Nothing in the data may be altered, so output all of it exactly.

▸ Records for the exercise
::::::
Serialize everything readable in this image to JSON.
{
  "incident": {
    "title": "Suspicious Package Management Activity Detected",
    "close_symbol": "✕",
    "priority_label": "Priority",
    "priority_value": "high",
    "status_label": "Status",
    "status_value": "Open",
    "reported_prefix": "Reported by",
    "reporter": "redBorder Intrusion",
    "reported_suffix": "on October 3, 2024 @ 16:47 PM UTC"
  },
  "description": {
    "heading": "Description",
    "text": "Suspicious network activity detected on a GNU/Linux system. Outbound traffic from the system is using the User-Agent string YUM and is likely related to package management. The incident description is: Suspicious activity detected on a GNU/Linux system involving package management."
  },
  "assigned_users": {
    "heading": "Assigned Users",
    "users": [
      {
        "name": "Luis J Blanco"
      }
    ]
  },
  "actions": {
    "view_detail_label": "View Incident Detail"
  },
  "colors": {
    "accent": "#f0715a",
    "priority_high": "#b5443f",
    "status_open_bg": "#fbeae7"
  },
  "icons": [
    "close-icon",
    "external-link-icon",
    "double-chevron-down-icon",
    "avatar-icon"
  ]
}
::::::
▸ Expected answer
Serialize everything readable in this image to JSON.
{
  "incident": {
    "title": "Suspicious Package Management Activity Detected",
    "close_symbol": "✕",
    "priority_label": "Priority",
    "priority_value": "high",
    "status_label": "Status",
    "status_value": "Open",
    "reported_prefix": "Reported by",
    "reporter": "redBorder Intrusion",
    "reported_suffix": "on October 3, 2024 @ 16:47 PM UTC"
  },
  "description": {
    "heading": "Description",
    "text": "Suspicious network activity detected on a GNU/Linux system. Outbound traffic from the system is using the User-Agent string YUM and is likely related to package management. The incident description is: Suspicious activity detected on a GNU/Linux system involving package management."
  },
  "assigned_users": {
    "heading": "Assigned Users",
    "users": [
      {
        "name": "Luis J Blanco"
      }
    ]
  },
  "actions": {
    "view_detail_label": "View Incident Detail"
  },
  "colors": {
    "accent": "#f0715a",
    "priority_high": "#b5443f",
    "status_open_bg": "#fbeae7"
  },
  "icons": [
    "close-icon",
    "external-link-icon",
    "double-chevron-down-icon",
    "avatar-icon"
  ]
}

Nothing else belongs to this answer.